Accompanied children under the age of 15 go free on all London Walks

Full Details of all London Walks can be found at www.walks.com.





A London Walk costs £10 – £8 concession. To join a London Walk, simply meet your guide at the designated tube station at the appointed time. Details of all London Walks can be found at www.walks.com.



#LondonWalks Kids Under 15 Go FREE #SchoolHolidays: 5. #Greenwich & #Westminster

Streets Ahead is the column from London Walks' Pen David Tucker





 "What London Walks would you recommend for children?"




The "walks for kids" question is one we're asked a lot. The wide-ranging answer usually goes something like this (this is how I put it in a recent email to someone who'd popped that very question):

Generally, it should be said that the walks are pitched at adults rather than youngsters – but there are quite a few that do work for kids.


I think another one that works for kids is the Historic Greenwich walk (it goes on Monday mornings). It of course starts with that wonderful boat ride, which is always fun. And Greenwich is so compact the walk down there is eezy peezy time-wise – and there's a great deal to see. 







Ditto the Old Westminster Walk (which we do every Tuesday afternoon, every Thursday afternoon, every Saturday morning and every Sunday afternoon). 









Accompanied children under the age of 15 go free on all London Walks

Full Details of all London Walks can be found at www.walks.com.

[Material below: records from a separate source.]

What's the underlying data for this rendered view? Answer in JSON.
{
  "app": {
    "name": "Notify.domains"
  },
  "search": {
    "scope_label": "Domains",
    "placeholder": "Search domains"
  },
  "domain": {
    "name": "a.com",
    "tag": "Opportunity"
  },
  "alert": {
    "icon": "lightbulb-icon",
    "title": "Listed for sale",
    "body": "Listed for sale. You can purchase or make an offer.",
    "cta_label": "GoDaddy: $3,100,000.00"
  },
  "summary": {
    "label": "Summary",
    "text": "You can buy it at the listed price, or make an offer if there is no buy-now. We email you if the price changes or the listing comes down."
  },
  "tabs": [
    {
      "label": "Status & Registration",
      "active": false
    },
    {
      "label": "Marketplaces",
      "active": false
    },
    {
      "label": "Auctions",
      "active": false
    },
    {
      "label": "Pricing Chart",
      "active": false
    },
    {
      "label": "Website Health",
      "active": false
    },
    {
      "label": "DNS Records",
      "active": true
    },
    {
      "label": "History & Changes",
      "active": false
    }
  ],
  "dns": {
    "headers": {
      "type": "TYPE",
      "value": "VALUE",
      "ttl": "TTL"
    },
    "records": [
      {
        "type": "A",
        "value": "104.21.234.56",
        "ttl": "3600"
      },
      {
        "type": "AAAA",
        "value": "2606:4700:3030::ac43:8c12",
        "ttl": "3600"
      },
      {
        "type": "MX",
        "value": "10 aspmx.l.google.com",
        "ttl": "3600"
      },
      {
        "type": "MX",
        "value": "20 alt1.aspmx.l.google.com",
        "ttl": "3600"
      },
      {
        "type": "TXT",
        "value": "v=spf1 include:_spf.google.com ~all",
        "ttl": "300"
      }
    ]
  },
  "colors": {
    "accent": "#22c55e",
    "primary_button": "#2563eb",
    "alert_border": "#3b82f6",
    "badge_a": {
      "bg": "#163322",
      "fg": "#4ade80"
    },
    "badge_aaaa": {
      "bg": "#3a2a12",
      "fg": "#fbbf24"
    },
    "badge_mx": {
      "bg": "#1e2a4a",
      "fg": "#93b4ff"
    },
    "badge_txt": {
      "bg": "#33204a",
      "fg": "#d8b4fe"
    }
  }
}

A London Walk costs £10 – £8 concession. To join a London Walk, simply meet your guide at the designated tube station at the appointed time. Details of all London Walks can be found at www.walks.com.